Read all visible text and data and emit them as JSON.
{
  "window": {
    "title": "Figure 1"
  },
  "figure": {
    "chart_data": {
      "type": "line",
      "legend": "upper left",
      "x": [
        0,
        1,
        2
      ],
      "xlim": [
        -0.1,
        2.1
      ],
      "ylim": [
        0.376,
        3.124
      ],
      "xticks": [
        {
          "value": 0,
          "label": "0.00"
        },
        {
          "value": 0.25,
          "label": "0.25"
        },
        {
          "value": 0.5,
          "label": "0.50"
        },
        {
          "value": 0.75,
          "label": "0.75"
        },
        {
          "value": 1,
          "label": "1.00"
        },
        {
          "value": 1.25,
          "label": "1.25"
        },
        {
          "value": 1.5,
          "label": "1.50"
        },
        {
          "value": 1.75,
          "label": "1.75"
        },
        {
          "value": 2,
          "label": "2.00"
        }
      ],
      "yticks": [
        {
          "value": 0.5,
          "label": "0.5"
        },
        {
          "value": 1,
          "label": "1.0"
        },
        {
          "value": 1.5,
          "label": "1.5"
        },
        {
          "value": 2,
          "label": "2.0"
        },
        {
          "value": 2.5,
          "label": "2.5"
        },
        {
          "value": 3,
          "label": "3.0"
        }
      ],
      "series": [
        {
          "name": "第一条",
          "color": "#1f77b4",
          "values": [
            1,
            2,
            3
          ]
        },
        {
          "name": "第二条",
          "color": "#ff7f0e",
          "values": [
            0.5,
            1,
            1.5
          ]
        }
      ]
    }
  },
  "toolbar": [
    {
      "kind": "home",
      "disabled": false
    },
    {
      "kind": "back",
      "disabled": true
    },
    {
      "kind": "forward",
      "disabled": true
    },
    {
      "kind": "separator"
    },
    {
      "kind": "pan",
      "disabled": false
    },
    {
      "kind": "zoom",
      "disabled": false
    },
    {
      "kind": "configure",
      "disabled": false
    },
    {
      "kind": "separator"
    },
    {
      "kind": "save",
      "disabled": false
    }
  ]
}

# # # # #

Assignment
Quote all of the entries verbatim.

Result of this task
Read all visible text and data and emit them as JSON.
{
  "window": {
    "title": "Figure 1"
  },
  "figure": {
    "chart_data": {
      "type": "line",
      "legend": "upper left",
      "x": [
        0,
        1,
        2
      ],
      "xlim": [
        -0.1,
        2.1
      ],
      "ylim": [
        0.376,
        3.124
      ],
      "xticks": [
        {
          "value": 0,
          "label": "0.00"
        },
        {
          "value": 0.25,
          "label": "0.25"
        },
        {
          "value": 0.5,
          "label": "0.50"
        },
        {
          "value": 0.75,
          "label": "0.75"
        },
        {
          "value": 1,
          "label": "1.00"
        },
        {
          "value": 1.25,
          "label": "1.25"
        },
        {
          "value": 1.5,
          "label": "1.50"
        },
        {
          "value": 1.75,
          "label": "1.75"
        },
        {
          "value": 2,
          "label": "2.00"
        }
      ],
      "yticks": [
        {
          "value": 0.5,
          "label": "0.5"
        },
        {
          "value": 1,
          "label": "1.0"
        },
        {
          "value": 1.5,
          "label": "1.5"
        },
        {
          "value": 2,
          "label": "2.0"
        },
        {
          "value": 2.5,
          "label": "2.5"
        },
        {
          "value": 3,
          "label": "3.0"
        }
      ],
      "series": [
        {
          "name": "第一条",
          "color": "#1f77b4",
          "values": [
            1,
            2,
            3
          ]
        },
        {
          "name": "第二条",
          "color": "#ff7f0e",
          "values": [
            0.5,
            1,
            1.5
          ]
        }
      ]
    }
  },
  "toolbar": [
    {
      "kind": "home",
      "disabled": false
    },
    {
      "kind": "back",
      "disabled": true
    },
    {
      "kind": "forward",
      "disabled": true
    },
    {
      "kind": "separator"
    },
    {
      "kind": "pan",
      "disabled": false
    },
    {
      "kind": "zoom",
      "disabled": false
    },
    {
      "kind": "configure",
      "disabled": false
    },
    {
      "kind": "separator"
    },
    {
      "kind": "save",
      "disabled": false
    }
  ]
}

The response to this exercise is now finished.